'Vista Capable' Plaintiffs Lose Again
Microsoft won another round in a lawsuit over its "Vista Capable" practices after the federal judge overseeing the case dismissed a key plaintiff contention.
U.S. District Judge Marsha Pechman issued an order on Friday that denied the plaintiff's request for summary judgment on whether or not a hardware requirement in Windows Vista deceived consumers. A story by Todd Bishop noted the decision.
The issue concerns Microsoft's Vista marketing and hardware certification practices. A Vista Capable sticker was placed on new PCs capable of running the operating system, although the Home Basic edition of Vista could not run the operating system's new Aero graphical user interface.
Microsoft's hardware partners had to meet the requirements of Microsoft's Windows Device Driver Model (WDDM) to get Vista Capable certification. However, Microsoft later dropped that requirement based on a request from Intel, which could not get its 915 graphics chipsets compatible with WDDM in time for new PC shipments
Pechman ruled against the plaintiffs on a single element in the case: "the issue of whether Microsoft's decisions regarding the WDDM requirement were unfair or deceptive acts under the CPA [Consumer Protection Act for the state of Washington]." The plaintiffs cannot prove this point, she explained.
The trial has so far dredged up a number of unflattering internal Microsoft memos that made it seem as if Microsoft had removed the WDDM requirements to help Intel unload its 915 graphics chipsets. One memo alluded to an Intel executive thanking Microsoft's CEO Steve Ballmer for the help.
However, the judge noted that such internal company communications "do not establish that Microsoft's actions, as a matter of law, had a capacity to deceive a substantial portion of the public." Moreover, the communications predated "any public Vista Capable campaign."

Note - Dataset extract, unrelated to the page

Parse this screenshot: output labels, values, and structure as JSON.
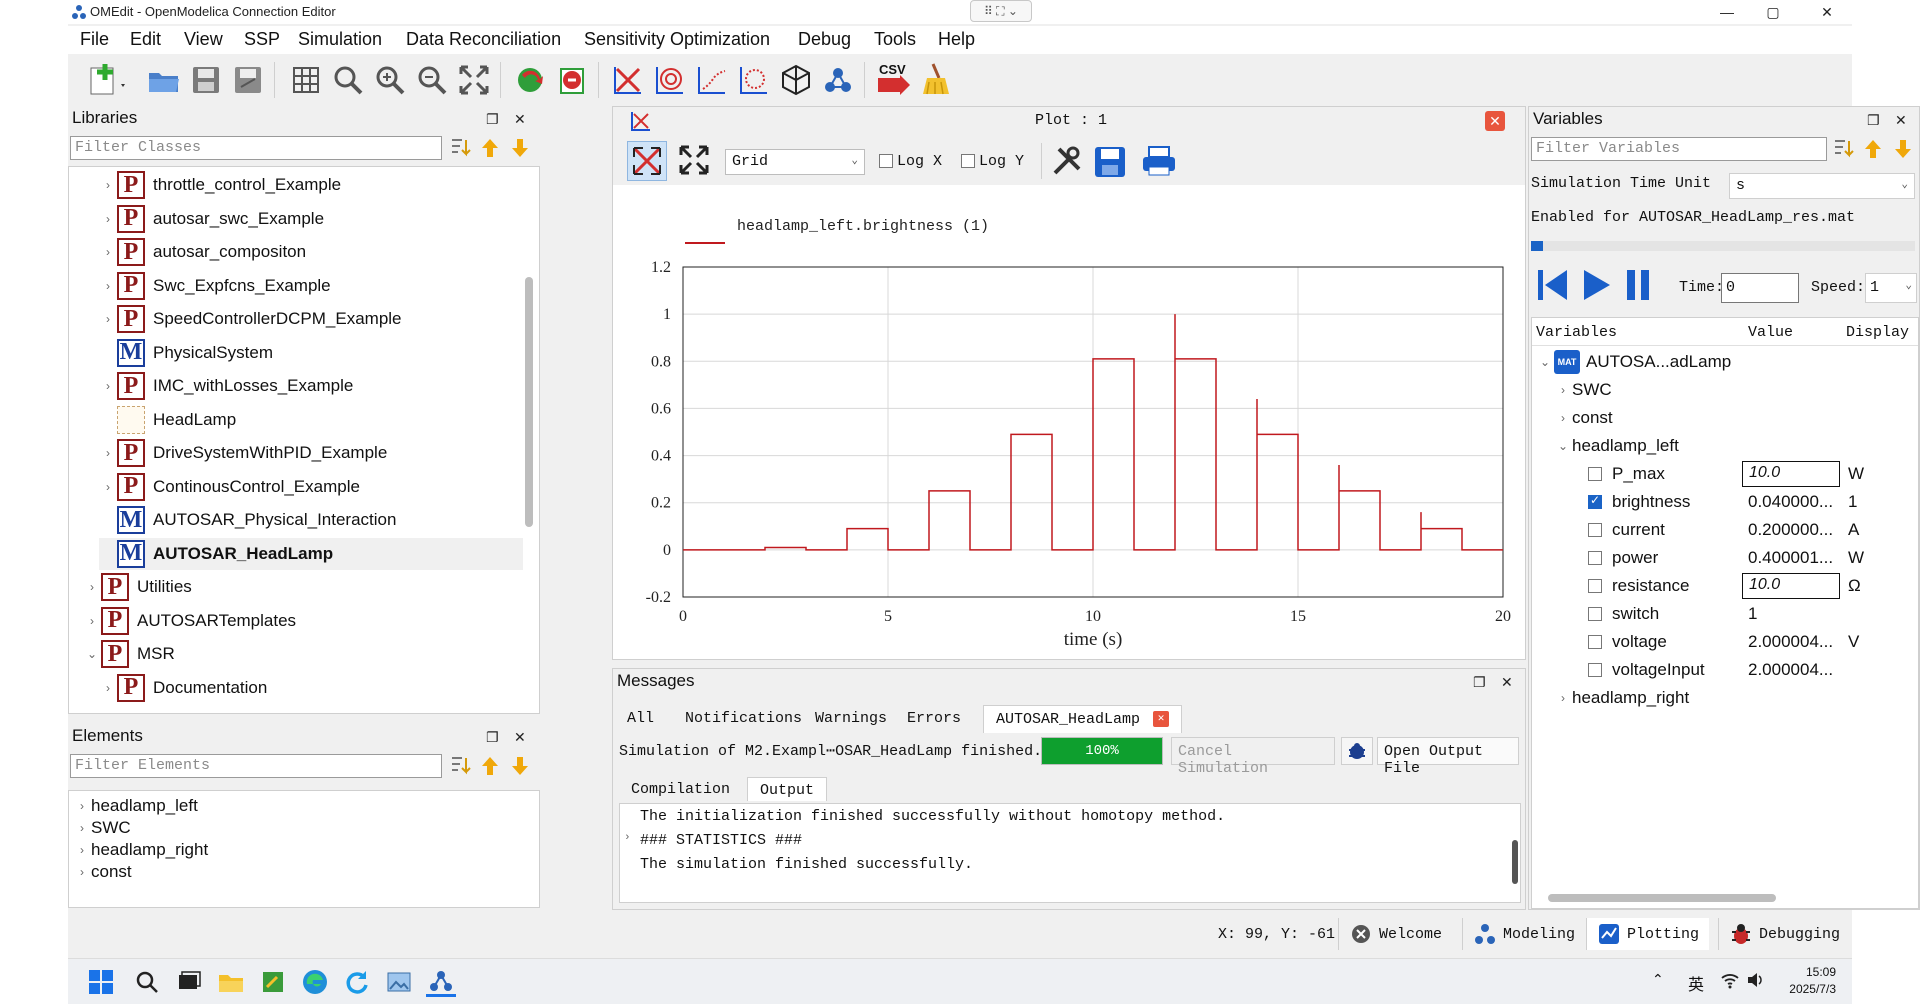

Last month, the judge denied class-action status for the case. Today's order represents another big setback for the plaintiffs in the case, Kelley et al. v. Microsoft.
Kurt Mackie is online news editor for the 1105 Enterprise Computing Group.